* **Interface dataset entries**:
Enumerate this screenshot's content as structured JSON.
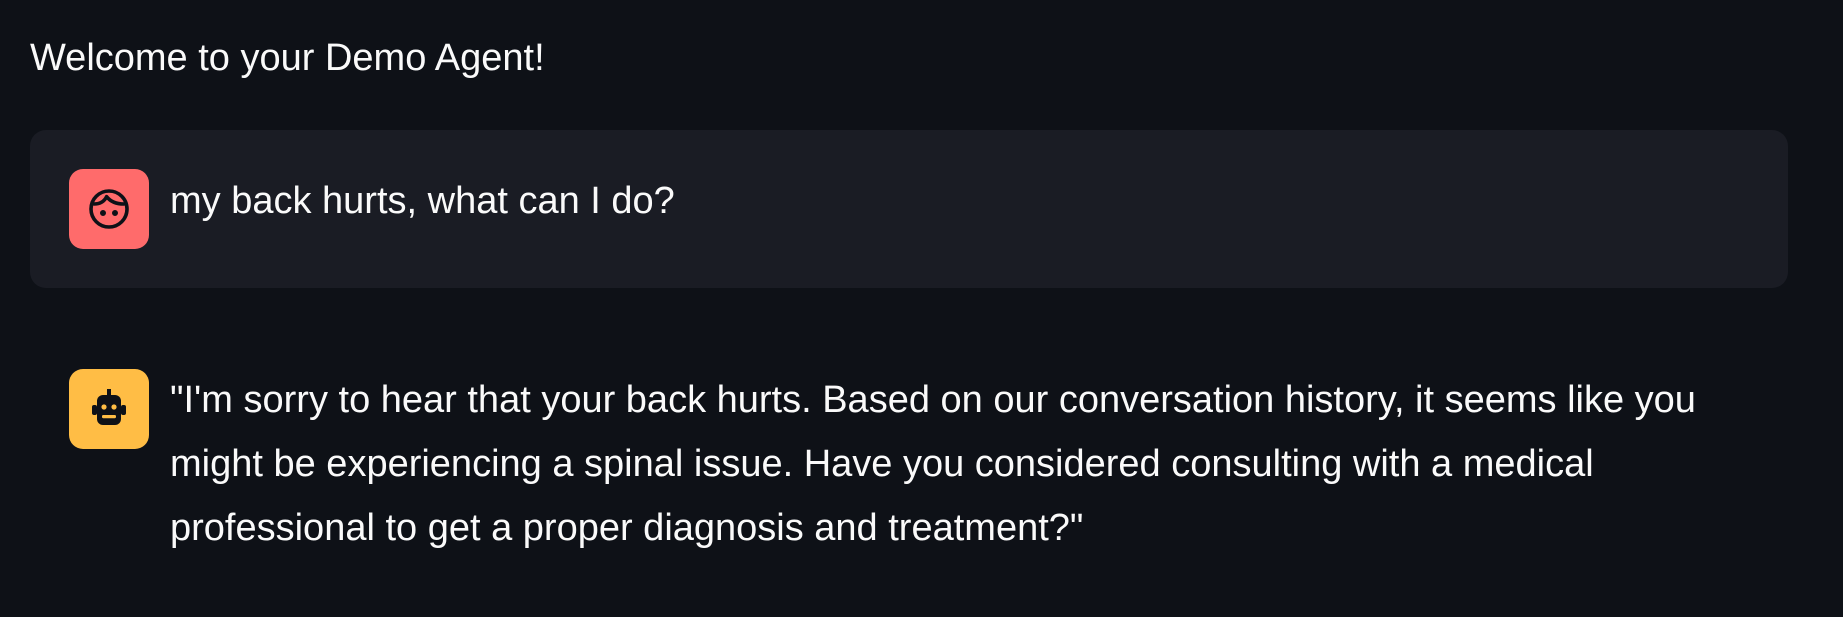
{
  "app": {
    "welcome_text": "Welcome to your Demo Agent!"
  },
  "chat": {
    "messages": [
      {
        "role": "user",
        "avatar_icon": "face-icon",
        "avatar_color": "#ff6b6b",
        "text": "my back hurts, what can I do?"
      },
      {
        "role": "assistant",
        "avatar_icon": "robot-icon",
        "avatar_color": "#ffbd45",
        "text": "\"I'm sorry to hear that your back hurts. Based on our conversation history, it seems like you might be experiencing a spinal issue. Have you considered consulting with a medical professional to get a proper diagnosis and treatment?\""
      }
    ]
  },
  "colors": {
    "background": "#0e1117",
    "user_message_background": "#1a1c24",
    "text": "#fafafa"
  }
}
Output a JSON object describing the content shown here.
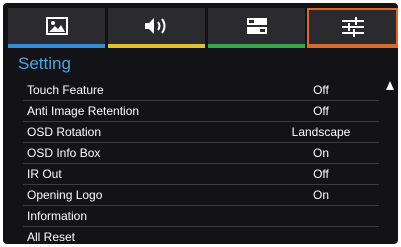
{
  "tabs": [
    {
      "name": "picture",
      "icon": "picture-icon",
      "accent": "#2f8fd8"
    },
    {
      "name": "sound",
      "icon": "speaker-icon",
      "accent": "#e3c12a"
    },
    {
      "name": "display",
      "icon": "display-icon",
      "accent": "#3aa64a"
    },
    {
      "name": "setting",
      "icon": "sliders-icon",
      "accent": "#d96a2a",
      "selected": true
    }
  ],
  "section_title": "Setting",
  "rows": [
    {
      "label": "Touch Feature",
      "value": "Off"
    },
    {
      "label": "Anti Image Retention",
      "value": "Off"
    },
    {
      "label": "OSD Rotation",
      "value": "Landscape"
    },
    {
      "label": "OSD Info Box",
      "value": "On"
    },
    {
      "label": "IR Out",
      "value": "Off"
    },
    {
      "label": "Opening Logo",
      "value": "On"
    },
    {
      "label": "Information",
      "value": ""
    },
    {
      "label": "All Reset",
      "value": ""
    }
  ],
  "scroll_icon": "triangle-up-icon",
  "colors": {
    "background": "#121217",
    "title": "#4aa5e3",
    "text": "#ffffff",
    "divider": "#3a3a40"
  }
}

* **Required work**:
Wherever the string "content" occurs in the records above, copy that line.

* **Task output**:
Enumerate this screenshot's content as structured JSON.
Output a JSON object describing the content shown here.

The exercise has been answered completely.